As you pull up to the stoplight, the staccato rasp of the open exhaust mingles with blower whine as the fuel-injected mill settles into an easy lope. Even at idle, all 427 inches of blown Gen IV LSX transmit a continuous shock wave of automotive terror through the chassis, steering column, gearshift lever, and floorboard. The car is alive, a brutal extension of your inner beast. Even here in Las Vegas, there's nothing on the road that can remotely touch you, nevertheless, your palms sweat profusely as your hands exert a death grip on the wheel. This '68 Camaro isn't even moving, yet depending on what town you happen to be in, you'd probably be breaking at least a half dozen statutes just by sitting still. It's that good.

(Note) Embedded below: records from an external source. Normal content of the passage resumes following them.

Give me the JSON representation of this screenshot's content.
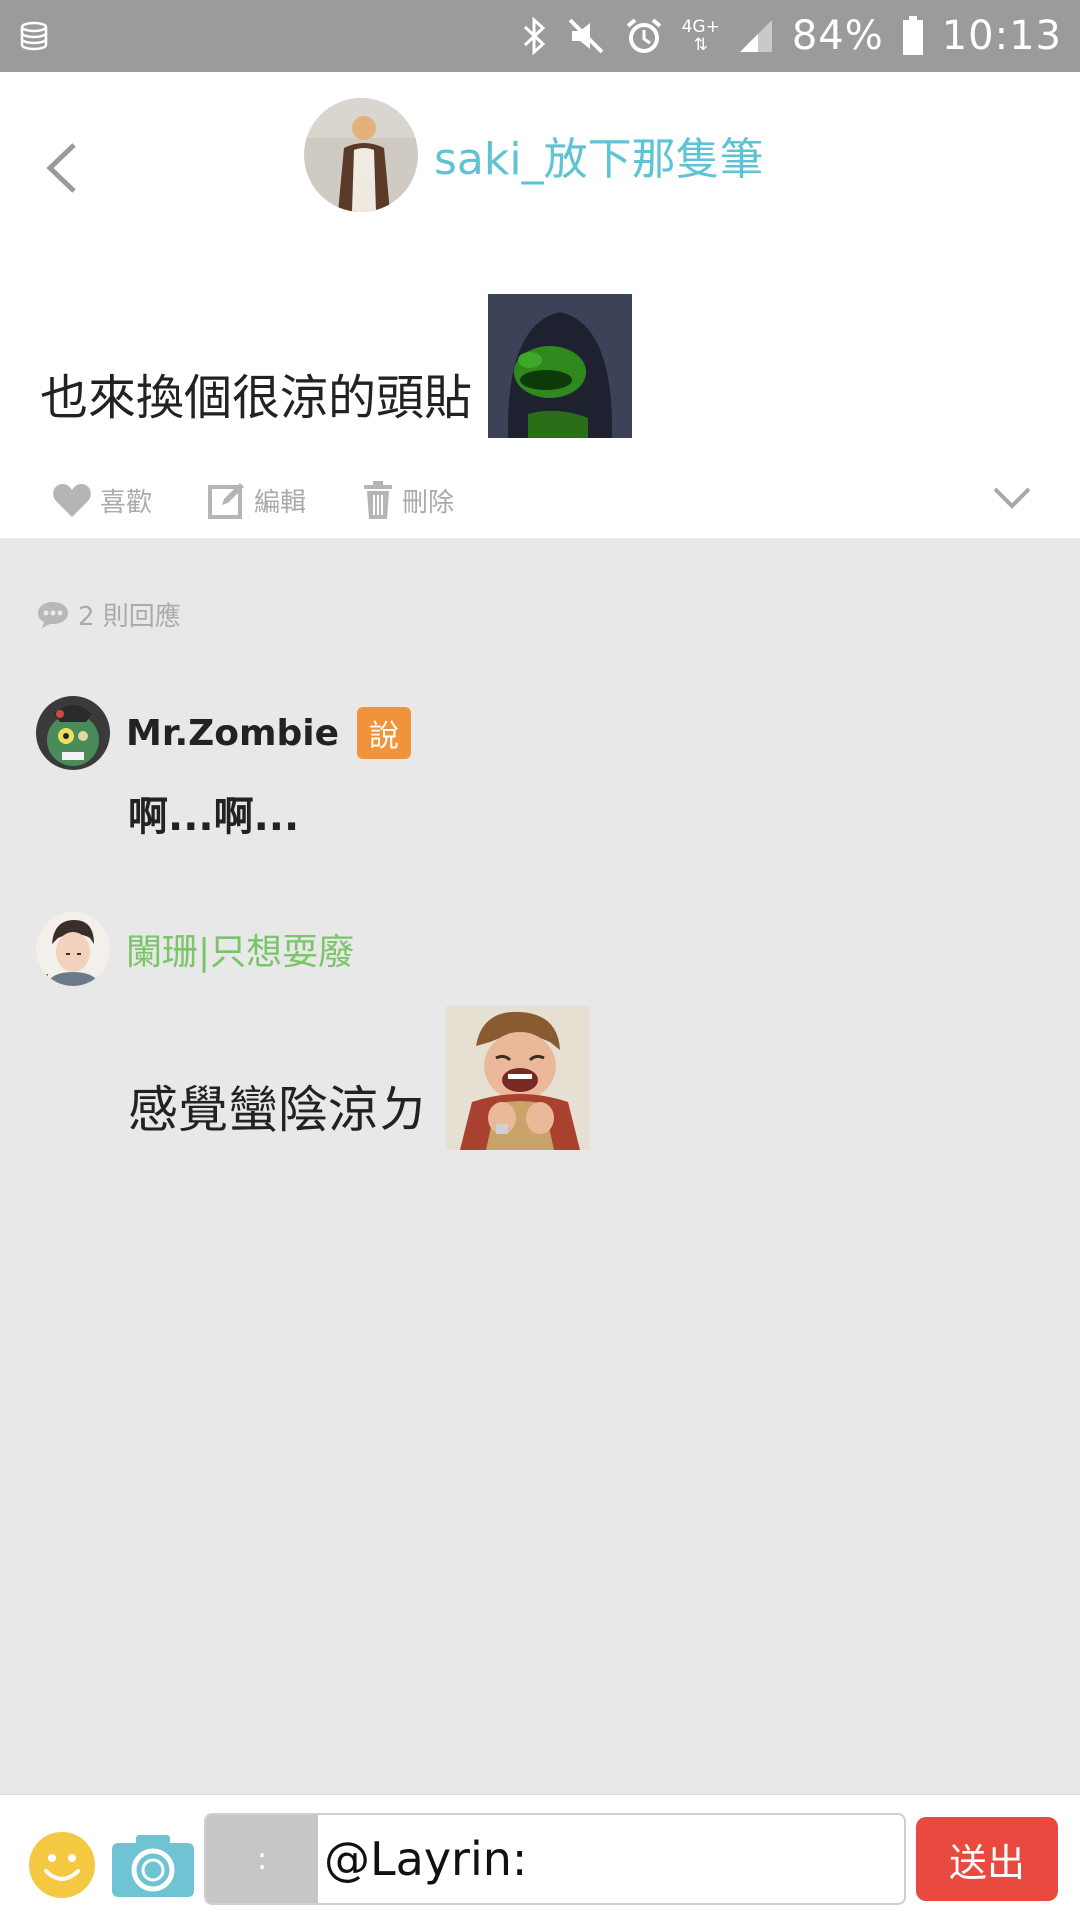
{
  "status_bar": {
    "network": "4G+",
    "battery": "84%",
    "time": "10:13"
  },
  "post": {
    "author": "saki_放下那隻筆",
    "text": "也來換個很涼的頭貼",
    "actions": {
      "like": "喜歡",
      "edit": "編輯",
      "delete": "刪除"
    }
  },
  "comments": {
    "count_label": "2 則回應",
    "items": [
      {
        "name": "Mr.Zombie",
        "badge": "說",
        "text": "啊...啊..."
      },
      {
        "name": "闌珊|只想耍廢",
        "text": "感覺蠻陰涼ㄉ"
      }
    ]
  },
  "input": {
    "prefix": ":",
    "value": "@Layrin:",
    "send_label": "送出"
  },
  "colors": {
    "accent_teal": "#5ec3d4",
    "badge_orange": "#f0933b",
    "green_name": "#7ac46a",
    "send_red": "#e84a3f"
  }
}
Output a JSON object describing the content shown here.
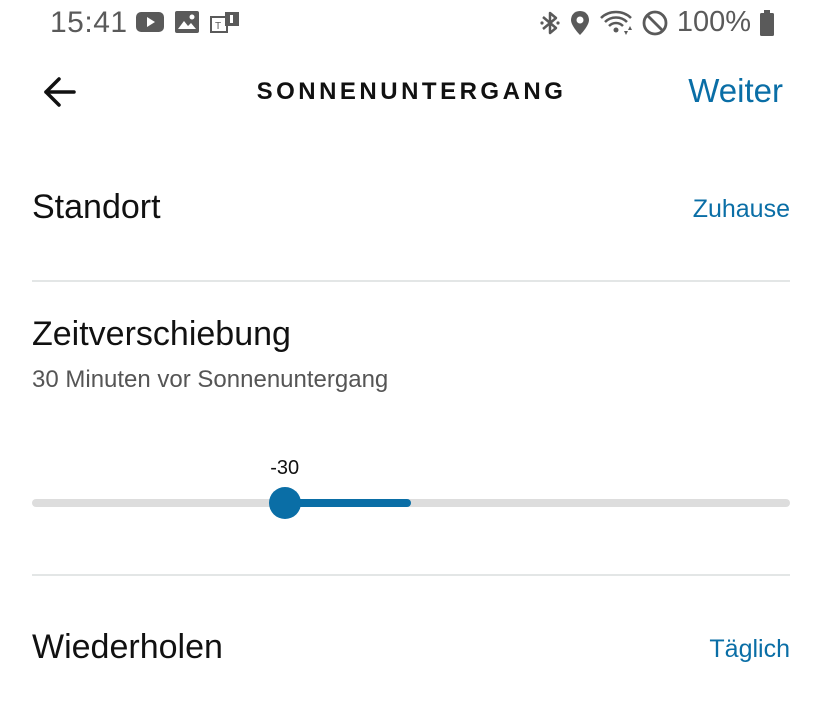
{
  "status_bar": {
    "time": "15:41",
    "battery": "100%",
    "left_icons": [
      "youtube-icon",
      "gallery-icon",
      "notification-app-icon"
    ],
    "right_icons": [
      "bluetooth-icon",
      "location-icon",
      "wifi-icon",
      "do-not-disturb-icon",
      "battery-icon"
    ]
  },
  "header": {
    "title": "SONNENUNTERGANG",
    "next_label": "Weiter",
    "back_icon": "arrow-left-icon"
  },
  "location": {
    "label": "Standort",
    "value": "Zuhause"
  },
  "offset": {
    "label": "Zeitverschiebung",
    "subtext": "30 Minuten vor Sonnenuntergang",
    "slider_value": "-30",
    "slider_min": -90,
    "slider_max": 90,
    "slider_current": -30,
    "slider_center": 0
  },
  "repeat": {
    "label": "Wiederholen",
    "value": "Täglich"
  },
  "colors": {
    "accent": "#0a6ea6",
    "track": "#dddddd",
    "divider": "#e3e6e6",
    "text": "#111111",
    "subtext": "#555555"
  }
}
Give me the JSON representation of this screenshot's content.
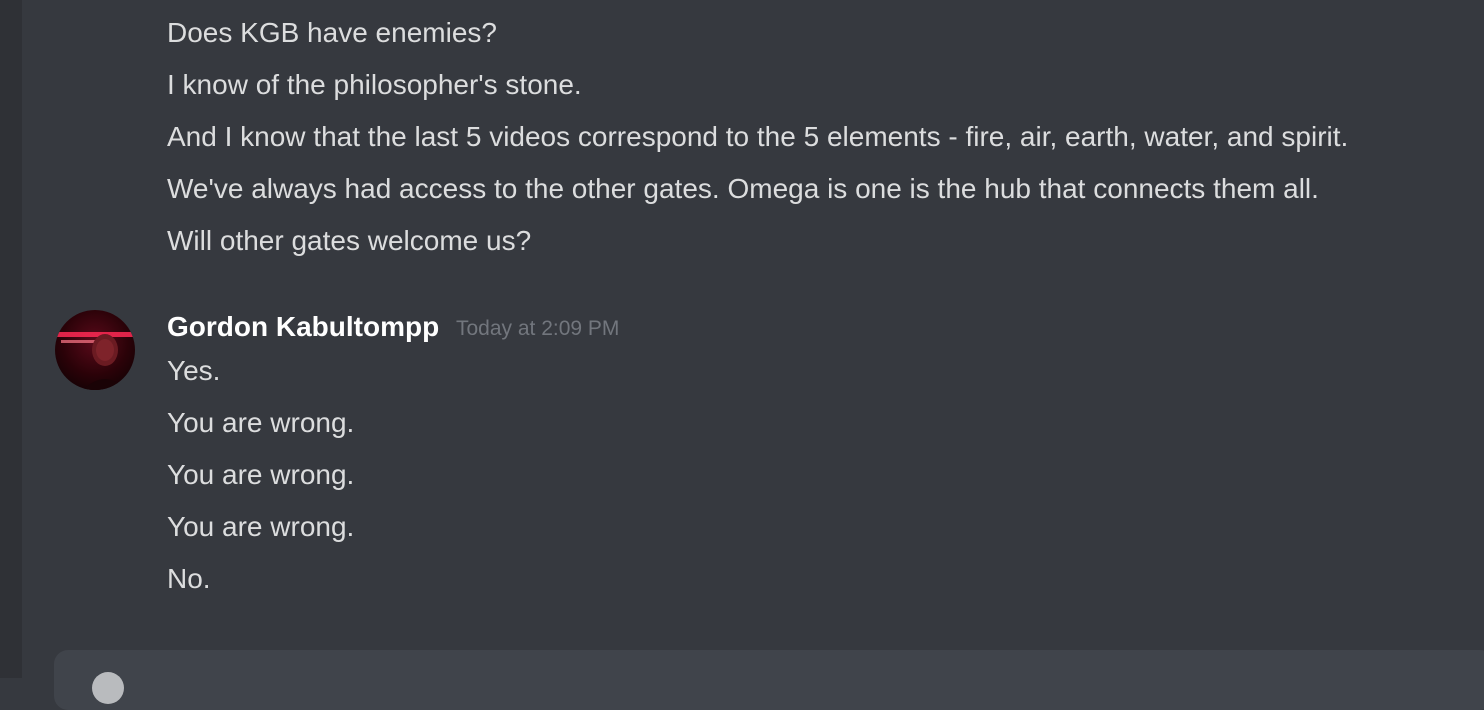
{
  "messages_prev": {
    "lines": [
      "Does KGB have enemies?",
      "I know of the philosopher's stone.",
      "And I know that the last 5 videos correspond to the 5 elements - fire, air, earth, water, and spirit.",
      "We've always had access to the other gates. Omega is one is the hub that connects them all.",
      "Will other gates welcome us?"
    ]
  },
  "message_group": {
    "author": "Gordon Kabultompp",
    "timestamp": "Today at 2:09 PM",
    "lines": [
      "Yes.",
      "You are wrong.",
      "You are wrong.",
      "You are wrong.",
      "No."
    ]
  },
  "composer": {
    "icon": "add-circle-icon"
  },
  "colors": {
    "background": "#36393f",
    "text": "#dcddde",
    "author": "#ffffff",
    "timestamp": "#72767d"
  }
}
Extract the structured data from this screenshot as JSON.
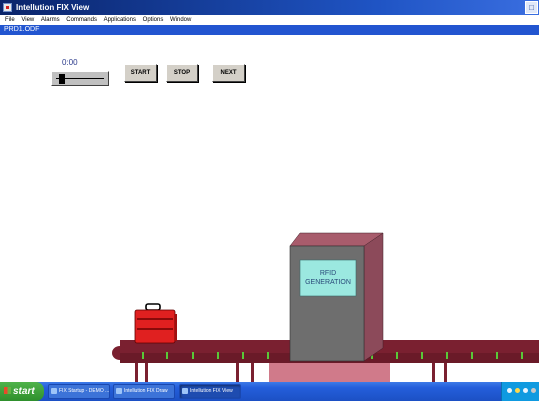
{
  "window": {
    "title": "Intellution FIX View"
  },
  "menu": {
    "items": [
      "File",
      "View",
      "Alarms",
      "Commands",
      "Applications",
      "Options",
      "Window"
    ]
  },
  "document": {
    "tab": "PRD1.ODF"
  },
  "controls": {
    "counter": "0:00",
    "slider_level": 0.05,
    "start_label": "START",
    "stop_label": "STOP",
    "next_label": "NEXT"
  },
  "scene": {
    "station_label_line1": "RFID",
    "station_label_line2": "GENERATION",
    "colors": {
      "conveyor": "#7a2030",
      "station_front": "#6e6e6e",
      "station_side": "#8c4a5a",
      "station_top": "#a85c6c",
      "display": "#9be8e0",
      "luggage": "#e02020",
      "belt_marker": "#5ac838"
    }
  },
  "taskbar": {
    "start_label": "start",
    "tasks": [
      "FIX Startup - DEMO ...",
      "Intellution FIX Draw",
      "Intellution FIX View"
    ]
  }
}
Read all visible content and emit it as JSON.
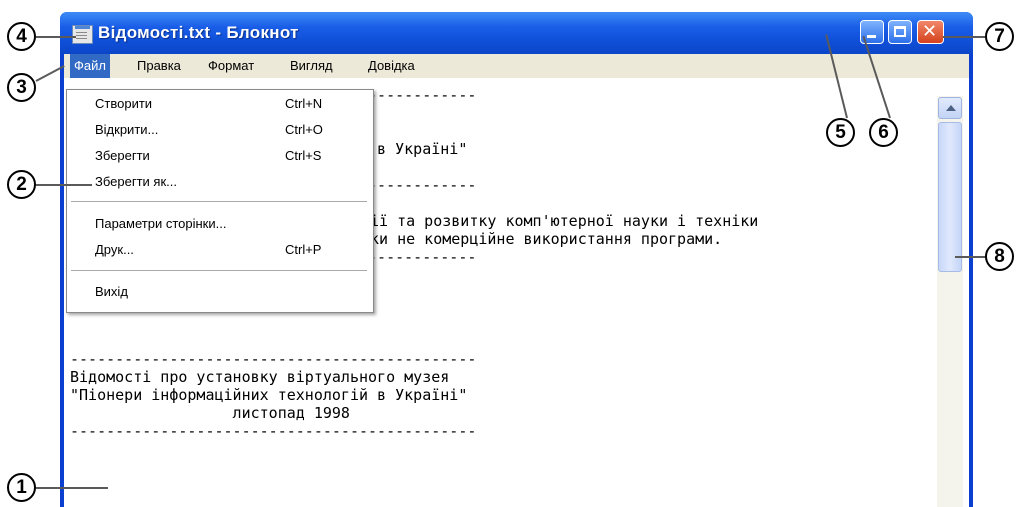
{
  "window": {
    "title": "Відомості.txt - Блокнот",
    "buttons": {
      "minimize": "minimize",
      "maximize": "maximize",
      "close": "✕"
    }
  },
  "menubar": {
    "items": [
      "Файл",
      "Правка",
      "Формат",
      "Вигляд",
      "Довідка"
    ],
    "active": "Файл"
  },
  "file_menu": {
    "items": [
      {
        "label": "Створити",
        "shortcut": "Ctrl+N"
      },
      {
        "label": "Відкрити...",
        "shortcut": "Ctrl+O"
      },
      {
        "label": "Зберегти",
        "shortcut": "Ctrl+S"
      },
      {
        "label": "Зберегти як...",
        "shortcut": ""
      },
      {
        "label": "Параметри сторінки...",
        "shortcut": ""
      },
      {
        "label": "Друк...",
        "shortcut": "Ctrl+P"
      },
      {
        "label": "Вихід",
        "shortcut": ""
      }
    ]
  },
  "document": {
    "lines": [
      "---------------------------------------------",
      "",
      "",
      "\"Піонери інформаційних технологій в Україні\"",
      "",
      "---------------------------------------------",
      "",
      "ії та розвитку комп'ютерної науки і техніки",
      "ки не комерційне використання програми.",
      "---------------------------------------------",
      "",
      "",
      "---------------------------------------------",
      "Відомості про установку віртуального музея",
      "\"Піонери інформаційних технологій в Україні\"",
      "                  листопад 1998",
      "---------------------------------------------"
    ]
  },
  "callouts": [
    "1",
    "2",
    "3",
    "4",
    "5",
    "6",
    "7",
    "8"
  ],
  "colors": {
    "titlebar": "#0f4fd8",
    "menu_highlight": "#316ac5",
    "close_button": "#d4421c"
  }
}
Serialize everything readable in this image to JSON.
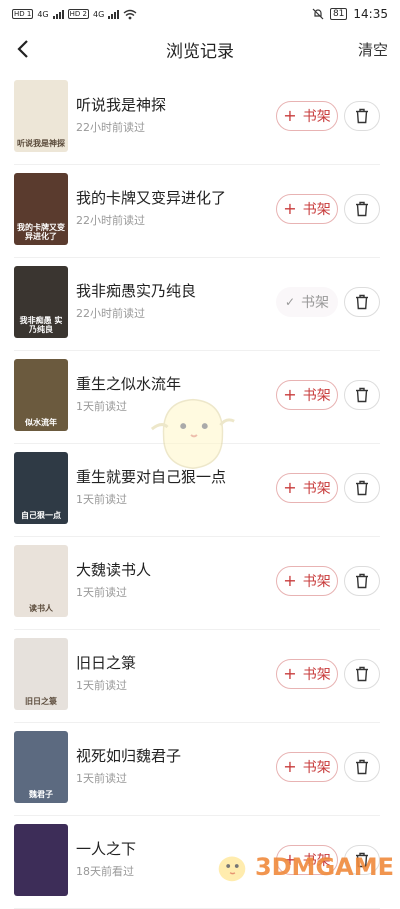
{
  "status_bar": {
    "sim1": "HD 1",
    "sim2": "HD 2",
    "net1": "4G",
    "net2": "4G",
    "battery": "81",
    "time": "14:35"
  },
  "header": {
    "title": "浏览记录",
    "clear_label": "清空"
  },
  "items": [
    {
      "title": "听说我是神探",
      "time": "22小时前读过",
      "shelf_label": "书架",
      "in_shelf": false,
      "cover_text": "听说我是神探",
      "cover_color": "#ede6d7"
    },
    {
      "title": "我的卡牌又变异进化了",
      "time": "22小时前读过",
      "shelf_label": "书架",
      "in_shelf": false,
      "cover_text": "我的卡牌又变异进化了",
      "cover_color": "#5a3b2e"
    },
    {
      "title": "我非痴愚实乃纯良",
      "time": "22小时前读过",
      "shelf_label": "书架",
      "in_shelf": true,
      "cover_text": "我非痴愚 实乃纯良",
      "cover_color": "#3a3530"
    },
    {
      "title": "重生之似水流年",
      "time": "1天前读过",
      "shelf_label": "书架",
      "in_shelf": false,
      "cover_text": "似水流年",
      "cover_color": "#6b5a3e"
    },
    {
      "title": "重生就要对自己狠一点",
      "time": "1天前读过",
      "shelf_label": "书架",
      "in_shelf": false,
      "cover_text": "自己狠一点",
      "cover_color": "#2f3a45"
    },
    {
      "title": "大魏读书人",
      "time": "1天前读过",
      "shelf_label": "书架",
      "in_shelf": false,
      "cover_text": "读书人",
      "cover_color": "#e9e2da"
    },
    {
      "title": "旧日之箓",
      "time": "1天前读过",
      "shelf_label": "书架",
      "in_shelf": false,
      "cover_text": "旧日之箓",
      "cover_color": "#e6e1dc"
    },
    {
      "title": "视死如归魏君子",
      "time": "1天前读过",
      "shelf_label": "书架",
      "in_shelf": false,
      "cover_text": "魏君子",
      "cover_color": "#5c6a80"
    },
    {
      "title": "一人之下",
      "time": "18天前看过",
      "shelf_label": "书架",
      "in_shelf": false,
      "cover_text": "",
      "cover_color": "#3d2d58"
    }
  ],
  "watermark": {
    "text": "3DMGAME"
  }
}
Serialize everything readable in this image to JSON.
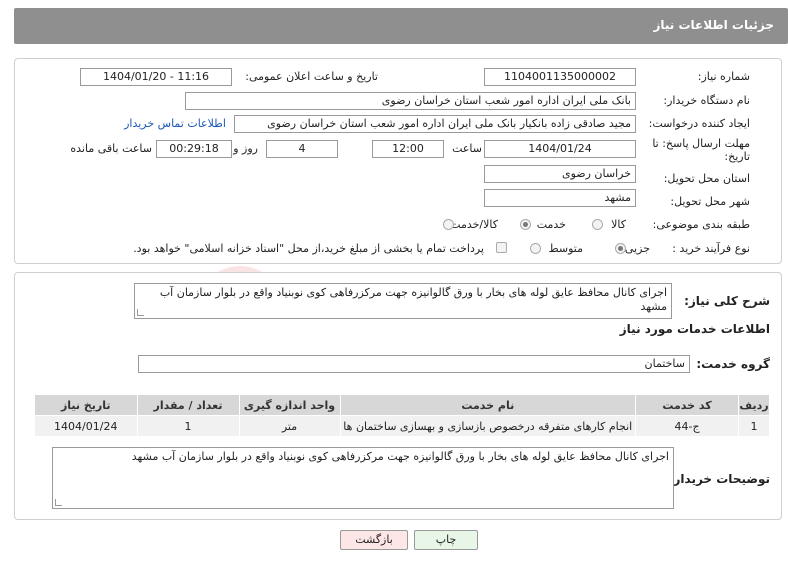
{
  "header": {
    "title": "جزئیات اطلاعات نیاز"
  },
  "form": {
    "need_number": {
      "label": "شماره نیاز:",
      "value": "1104001135000002"
    },
    "announce_datetime": {
      "label": "تاریخ و ساعت اعلان عمومی:",
      "value": "1404/01/20 - 11:16"
    },
    "buyer_org": {
      "label": "نام دستگاه خریدار:",
      "value": "بانک ملی ایران اداره امور شعب استان خراسان رضوی"
    },
    "requester": {
      "label": "ایجاد کننده درخواست:",
      "value": "مجید صادقی زاده بانکیار بانک ملی ایران اداره امور شعب استان خراسان رضوی",
      "contact_link": "اطلاعات تماس خریدار"
    },
    "deadline": {
      "label": "مهلت ارسال پاسخ: تا تاریخ:",
      "date": "1404/01/24",
      "time_label": "ساعت",
      "time": "12:00",
      "days": "4",
      "days_label": "روز و",
      "remaining": "00:29:18",
      "remaining_label": "ساعت باقی مانده"
    },
    "delivery_province": {
      "label": "استان محل تحویل:",
      "value": "خراسان رضوی"
    },
    "delivery_city": {
      "label": "شهر محل تحویل:",
      "value": "مشهد"
    },
    "category": {
      "label": "طبقه بندی موضوعی:",
      "options": [
        "کالا",
        "خدمت",
        "کالا/خدمت"
      ],
      "selected": "خدمت"
    },
    "process": {
      "label": "نوع فرآیند خرید :",
      "options": [
        "جزیی",
        "متوسط"
      ],
      "selected": "جزیی",
      "treasury_note": "پرداخت تمام یا بخشی از مبلغ خرید،از محل \"اسناد خزانه اسلامی\" خواهد بود."
    }
  },
  "summary": {
    "label": "شرح کلی نیاز:",
    "text": "اجرای کانال محافظ عایق لوله های بخار با ورق گالوانیزه جهت مرکزرفاهی کوی نوبنیاد واقع در بلوار سازمان آب مشهد"
  },
  "services": {
    "section_title": "اطلاعات خدمات مورد نیاز",
    "group_label": "گروه خدمت:",
    "group_value": "ساختمان",
    "table": {
      "headers": [
        "ردیف",
        "کد خدمت",
        "نام خدمت",
        "واحد اندازه گیری",
        "تعداد / مقدار",
        "تاریخ نیاز"
      ],
      "rows": [
        [
          "1",
          "ج-44",
          "انجام کارهای متفرقه درخصوص بازسازی و بهسازی ساختمان ها",
          "متر",
          "1",
          "1404/01/24"
        ]
      ]
    }
  },
  "buyer_notes": {
    "label": "توضیحات خریدار:",
    "text": "اجرای کانال محافظ عایق لوله های بخار با ورق گالوانیزه جهت مرکزرفاهی کوی نوبنیاد واقع در بلوار سازمان آب مشهد"
  },
  "buttons": {
    "print": "چاپ",
    "back": "بازگشت"
  },
  "watermark": {
    "text": "AriaTender.net"
  },
  "colors": {
    "header_bg": "#8f8f8f",
    "link": "#1b56b8",
    "back_btn_bg": "#fde6e6",
    "print_btn_bg": "#e8f6e8",
    "watermark": "#c00000"
  }
}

At the red light, the other lanes start stacking up with traffic, drivers alternately telegraphing fear, disgust, admiration, and envy your way. The SEMA show has just finished, and a kid with a built Mitsubishi Evo blips the throttle, its wastegate chirping like a sparrow on methamphetamine. You crane your neck to peak around the throbbing mountain of blower poking through the hood, and get a glimpse of the light just as it turns green. Gingerly, you nurse the clutch out, its dual ceramic discs grabbing smartly. You know First gear is a lost cause-even with the sticky Nittos-so you don't even try. Light throttle, and a short shift to Second nets a small chirp, then you feed the beast. It's still useless, so you let off and short shift again to Third.

Out the corner of your eye, you spot the Mitsu, popping, whistling, and farting desperately to catch up. A little smile begins to form at the edges of your mouth as your right foot squeezes past the halfway mark. The banshee wail of the roots blower is now almost completely drowned by the scream issuing from the bright red glasspack side pipes. Suddenly, it's 1968 all over again, and you become one of the few brave pioneers to strap on a Saturn V rocket and ride the lightning into the Ionosphere-or so it feels. The speedo needle climbs precipitously, and just as it passes 80, the rear tires break loose again. If you had the presence of mind to check the rearview, you'd see a retreating Evo obscured by twin vapor trails of rubber, but instead, you crank in a touch of opposite lock to keep it straight. Two blocks away, a dog vomits.

Nearing 100, common sense takes over and you slow the red and black beast. This ain't your car-you've still got to spend the next six hours getting photos in the can. That'll be kind of hard if you're trying to make bail. The big Baer brakes confidently tug on the chassis, snugging your seatbelt in a reassuring manner. Negotiating the route back to the parking lot takes you through the neighborhood, so some restraint is in order. You flip the toggle switch below the ignition cylinder, and giant unseen hands muzzle the hounds of hell, redirecting the exhaust through a set of real mufflers and 3-inch over-axle pipes. Stealthy it ain't, but at least now it can pass for legal.